Segment Start: Data supplied
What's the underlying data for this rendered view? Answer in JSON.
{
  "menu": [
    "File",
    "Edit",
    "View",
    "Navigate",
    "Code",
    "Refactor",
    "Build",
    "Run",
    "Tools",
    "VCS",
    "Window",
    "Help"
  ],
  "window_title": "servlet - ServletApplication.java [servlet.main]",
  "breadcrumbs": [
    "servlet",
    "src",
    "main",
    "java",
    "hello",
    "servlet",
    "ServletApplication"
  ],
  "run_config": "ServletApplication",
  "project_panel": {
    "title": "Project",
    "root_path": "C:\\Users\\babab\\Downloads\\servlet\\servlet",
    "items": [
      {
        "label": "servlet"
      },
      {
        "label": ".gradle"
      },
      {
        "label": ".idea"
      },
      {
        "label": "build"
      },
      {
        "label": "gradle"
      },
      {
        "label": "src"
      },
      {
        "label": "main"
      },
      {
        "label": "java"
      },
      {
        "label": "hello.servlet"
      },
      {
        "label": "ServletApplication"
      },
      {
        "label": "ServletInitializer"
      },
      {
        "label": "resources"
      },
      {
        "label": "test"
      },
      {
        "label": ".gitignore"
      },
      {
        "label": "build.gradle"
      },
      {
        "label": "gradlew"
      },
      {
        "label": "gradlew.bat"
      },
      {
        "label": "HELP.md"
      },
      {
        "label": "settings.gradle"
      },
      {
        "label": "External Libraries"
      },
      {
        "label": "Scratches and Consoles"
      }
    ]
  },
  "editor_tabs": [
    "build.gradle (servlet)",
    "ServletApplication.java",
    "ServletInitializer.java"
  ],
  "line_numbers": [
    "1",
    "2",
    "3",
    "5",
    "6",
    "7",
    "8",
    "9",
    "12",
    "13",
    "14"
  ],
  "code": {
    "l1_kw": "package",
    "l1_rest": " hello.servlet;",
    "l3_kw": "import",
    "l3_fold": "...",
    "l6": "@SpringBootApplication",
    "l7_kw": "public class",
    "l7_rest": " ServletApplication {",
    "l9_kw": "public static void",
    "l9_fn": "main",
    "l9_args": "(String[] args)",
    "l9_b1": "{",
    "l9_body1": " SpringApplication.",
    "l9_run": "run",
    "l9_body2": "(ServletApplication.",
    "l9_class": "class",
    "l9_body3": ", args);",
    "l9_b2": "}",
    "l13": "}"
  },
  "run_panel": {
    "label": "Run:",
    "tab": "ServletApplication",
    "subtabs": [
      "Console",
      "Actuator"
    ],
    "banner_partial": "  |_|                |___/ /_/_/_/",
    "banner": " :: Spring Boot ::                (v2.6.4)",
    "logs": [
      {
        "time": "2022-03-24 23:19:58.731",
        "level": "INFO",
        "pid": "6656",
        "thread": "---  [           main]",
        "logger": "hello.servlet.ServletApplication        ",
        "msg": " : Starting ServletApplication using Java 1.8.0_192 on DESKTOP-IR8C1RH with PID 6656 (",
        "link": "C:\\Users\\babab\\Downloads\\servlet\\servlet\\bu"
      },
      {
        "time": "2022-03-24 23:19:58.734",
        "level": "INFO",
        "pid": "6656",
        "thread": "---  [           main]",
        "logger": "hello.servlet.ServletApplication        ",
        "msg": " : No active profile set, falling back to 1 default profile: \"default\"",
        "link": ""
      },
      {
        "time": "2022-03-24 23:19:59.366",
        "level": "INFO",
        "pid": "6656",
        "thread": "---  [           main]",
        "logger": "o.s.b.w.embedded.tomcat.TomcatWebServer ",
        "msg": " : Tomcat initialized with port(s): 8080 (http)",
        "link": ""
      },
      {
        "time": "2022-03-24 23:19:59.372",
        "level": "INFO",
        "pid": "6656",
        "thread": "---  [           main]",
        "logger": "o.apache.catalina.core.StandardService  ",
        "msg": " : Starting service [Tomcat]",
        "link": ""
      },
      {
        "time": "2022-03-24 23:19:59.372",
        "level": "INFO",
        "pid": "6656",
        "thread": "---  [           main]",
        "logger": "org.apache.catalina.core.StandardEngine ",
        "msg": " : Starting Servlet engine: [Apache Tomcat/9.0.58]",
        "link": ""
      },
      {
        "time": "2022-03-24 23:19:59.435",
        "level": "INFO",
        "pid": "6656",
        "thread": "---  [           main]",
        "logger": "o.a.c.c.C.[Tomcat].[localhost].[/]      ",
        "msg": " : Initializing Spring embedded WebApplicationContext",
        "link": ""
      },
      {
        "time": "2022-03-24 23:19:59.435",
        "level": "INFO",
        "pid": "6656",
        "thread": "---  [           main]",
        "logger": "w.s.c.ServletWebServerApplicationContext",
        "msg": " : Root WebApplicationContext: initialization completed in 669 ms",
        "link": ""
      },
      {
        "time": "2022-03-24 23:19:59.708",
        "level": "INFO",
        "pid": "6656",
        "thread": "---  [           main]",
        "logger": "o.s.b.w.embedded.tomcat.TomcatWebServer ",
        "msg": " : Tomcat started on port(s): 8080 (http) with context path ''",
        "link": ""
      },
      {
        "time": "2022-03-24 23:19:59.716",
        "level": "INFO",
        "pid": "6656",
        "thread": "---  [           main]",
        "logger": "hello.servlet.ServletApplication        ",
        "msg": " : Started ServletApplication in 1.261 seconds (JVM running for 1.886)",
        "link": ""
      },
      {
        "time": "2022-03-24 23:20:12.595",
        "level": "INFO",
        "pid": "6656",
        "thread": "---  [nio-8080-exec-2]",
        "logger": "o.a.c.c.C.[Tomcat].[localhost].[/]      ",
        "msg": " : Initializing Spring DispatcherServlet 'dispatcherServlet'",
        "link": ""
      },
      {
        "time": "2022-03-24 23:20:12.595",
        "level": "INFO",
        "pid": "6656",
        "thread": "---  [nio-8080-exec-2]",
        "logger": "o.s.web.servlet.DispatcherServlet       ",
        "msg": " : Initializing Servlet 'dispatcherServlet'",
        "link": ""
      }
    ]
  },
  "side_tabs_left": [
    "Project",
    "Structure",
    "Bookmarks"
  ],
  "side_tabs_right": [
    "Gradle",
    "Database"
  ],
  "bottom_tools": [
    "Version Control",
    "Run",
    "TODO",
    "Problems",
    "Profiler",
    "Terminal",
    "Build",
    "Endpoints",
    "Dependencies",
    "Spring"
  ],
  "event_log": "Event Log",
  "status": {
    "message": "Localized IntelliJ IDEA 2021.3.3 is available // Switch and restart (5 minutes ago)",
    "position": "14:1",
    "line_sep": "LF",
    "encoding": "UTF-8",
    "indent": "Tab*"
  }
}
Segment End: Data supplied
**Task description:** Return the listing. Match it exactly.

**Result of the task:**
What's the underlying data for this rendered view? Answer in JSON.
{
  "menu": [
    "File",
    "Edit",
    "View",
    "Navigate",
    "Code",
    "Refactor",
    "Build",
    "Run",
    "Tools",
    "VCS",
    "Window",
    "Help"
  ],
  "window_title": "servlet - ServletApplication.java [servlet.main]",
  "breadcrumbs": [
    "servlet",
    "src",
    "main",
    "java",
    "hello",
    "servlet",
    "ServletApplication"
  ],
  "run_config": "ServletApplication",
  "project_panel": {
    "title": "Project",
    "root_path": "C:\\Users\\babab\\Downloads\\servlet\\servlet",
    "items": [
      {
        "label": "servlet"
      },
      {
        "label": ".gradle"
      },
      {
        "label": ".idea"
      },
      {
        "label": "build"
      },
      {
        "label": "gradle"
      },
      {
        "label": "src"
      },
      {
        "label": "main"
      },
      {
        "label": "java"
      },
      {
        "label": "hello.servlet"
      },
      {
        "label": "ServletApplication"
      },
      {
        "label": "ServletInitializer"
      },
      {
        "label": "resources"
      },
      {
        "label": "test"
      },
      {
        "label": ".gitignore"
      },
      {
        "label": "build.gradle"
      },
      {
        "label": "gradlew"
      },
      {
        "label": "gradlew.bat"
      },
      {
        "label": "HELP.md"
      },
      {
        "label": "settings.gradle"
      },
      {
        "label": "External Libraries"
      },
      {
        "label": "Scratches and Consoles"
      }
    ]
  },
  "editor_tabs": [
    "build.gradle (servlet)",
    "ServletApplication.java",
    "ServletInitializer.java"
  ],
  "line_numbers": [
    "1",
    "2",
    "3",
    "5",
    "6",
    "7",
    "8",
    "9",
    "12",
    "13",
    "14"
  ],
  "code": {
    "l1_kw": "package",
    "l1_rest": " hello.servlet;",
    "l3_kw": "import",
    "l3_fold": "...",
    "l6": "@SpringBootApplication",
    "l7_kw": "public class",
    "l7_rest": " ServletApplication {",
    "l9_kw": "public static void",
    "l9_fn": "main",
    "l9_args": "(String[] args)",
    "l9_b1": "{",
    "l9_body1": " SpringApplication.",
    "l9_run": "run",
    "l9_body2": "(ServletApplication.",
    "l9_class": "class",
    "l9_body3": ", args);",
    "l9_b2": "}",
    "l13": "}"
  },
  "run_panel": {
    "label": "Run:",
    "tab": "ServletApplication",
    "subtabs": [
      "Console",
      "Actuator"
    ],
    "banner_partial": "  |_|                |___/ /_/_/_/",
    "banner": " :: Spring Boot ::                (v2.6.4)",
    "logs": [
      {
        "time": "2022-03-24 23:19:58.731",
        "level": "INFO",
        "pid": "6656",
        "thread": "---  [           main]",
        "logger": "hello.servlet.ServletApplication        ",
        "msg": " : Starting ServletApplication using Java 1.8.0_192 on DESKTOP-IR8C1RH with PID 6656 (",
        "link": "C:\\Users\\babab\\Downloads\\servlet\\servlet\\bu"
      },
      {
        "time": "2022-03-24 23:19:58.734",
        "level": "INFO",
        "pid": "6656",
        "thread": "---  [           main]",
        "logger": "hello.servlet.ServletApplication        ",
        "msg": " : No active profile set, falling back to 1 default profile: \"default\"",
        "link": ""
      },
      {
        "time": "2022-03-24 23:19:59.366",
        "level": "INFO",
        "pid": "6656",
        "thread": "---  [           main]",
        "logger": "o.s.b.w.embedded.tomcat.TomcatWebServer ",
        "msg": " : Tomcat initialized with port(s): 8080 (http)",
        "link": ""
      },
      {
        "time": "2022-03-24 23:19:59.372",
        "level": "INFO",
        "pid": "6656",
        "thread": "---  [           main]",
        "logger": "o.apache.catalina.core.StandardService  ",
        "msg": " : Starting service [Tomcat]",
        "link": ""
      },
      {
        "time": "2022-03-24 23:19:59.372",
        "level": "INFO",
        "pid": "6656",
        "thread": "---  [           main]",
        "logger": "org.apache.catalina.core.StandardEngine ",
        "msg": " : Starting Servlet engine: [Apache Tomcat/9.0.58]",
        "link": ""
      },
      {
        "time": "2022-03-24 23:19:59.435",
        "level": "INFO",
        "pid": "6656",
        "thread": "---  [           main]",
        "logger": "o.a.c.c.C.[Tomcat].[localhost].[/]      ",
        "msg": " : Initializing Spring embedded WebApplicationContext",
        "link": ""
      },
      {
        "time": "2022-03-24 23:19:59.435",
        "level": "INFO",
        "pid": "6656",
        "thread": "---  [           main]",
        "logger": "w.s.c.ServletWebServerApplicationContext",
        "msg": " : Root WebApplicationContext: initialization completed in 669 ms",
        "link": ""
      },
      {
        "time": "2022-03-24 23:19:59.708",
        "level": "INFO",
        "pid": "6656",
        "thread": "---  [           main]",
        "logger": "o.s.b.w.embedded.tomcat.TomcatWebServer ",
        "msg": " : Tomcat started on port(s): 8080 (http) with context path ''",
        "link": ""
      },
      {
        "time": "2022-03-24 23:19:59.716",
        "level": "INFO",
        "pid": "6656",
        "thread": "---  [           main]",
        "logger": "hello.servlet.ServletApplication        ",
        "msg": " : Started ServletApplication in 1.261 seconds (JVM running for 1.886)",
        "link": ""
      },
      {
        "time": "2022-03-24 23:20:12.595",
        "level": "INFO",
        "pid": "6656",
        "thread": "---  [nio-8080-exec-2]",
        "logger": "o.a.c.c.C.[Tomcat].[localhost].[/]      ",
        "msg": " : Initializing Spring DispatcherServlet 'dispatcherServlet'",
        "link": ""
      },
      {
        "time": "2022-03-24 23:20:12.595",
        "level": "INFO",
        "pid": "6656",
        "thread": "---  [nio-8080-exec-2]",
        "logger": "o.s.web.servlet.DispatcherServlet       ",
        "msg": " : Initializing Servlet 'dispatcherServlet'",
        "link": ""
      }
    ]
  },
  "side_tabs_left": [
    "Project",
    "Structure",
    "Bookmarks"
  ],
  "side_tabs_right": [
    "Gradle",
    "Database"
  ],
  "bottom_tools": [
    "Version Control",
    "Run",
    "TODO",
    "Problems",
    "Profiler",
    "Terminal",
    "Build",
    "Endpoints",
    "Dependencies",
    "Spring"
  ],
  "event_log": "Event Log",
  "status": {
    "message": "Localized IntelliJ IDEA 2021.3.3 is available // Switch and restart (5 minutes ago)",
    "position": "14:1",
    "line_sep": "LF",
    "encoding": "UTF-8",
    "indent": "Tab*"
  }
}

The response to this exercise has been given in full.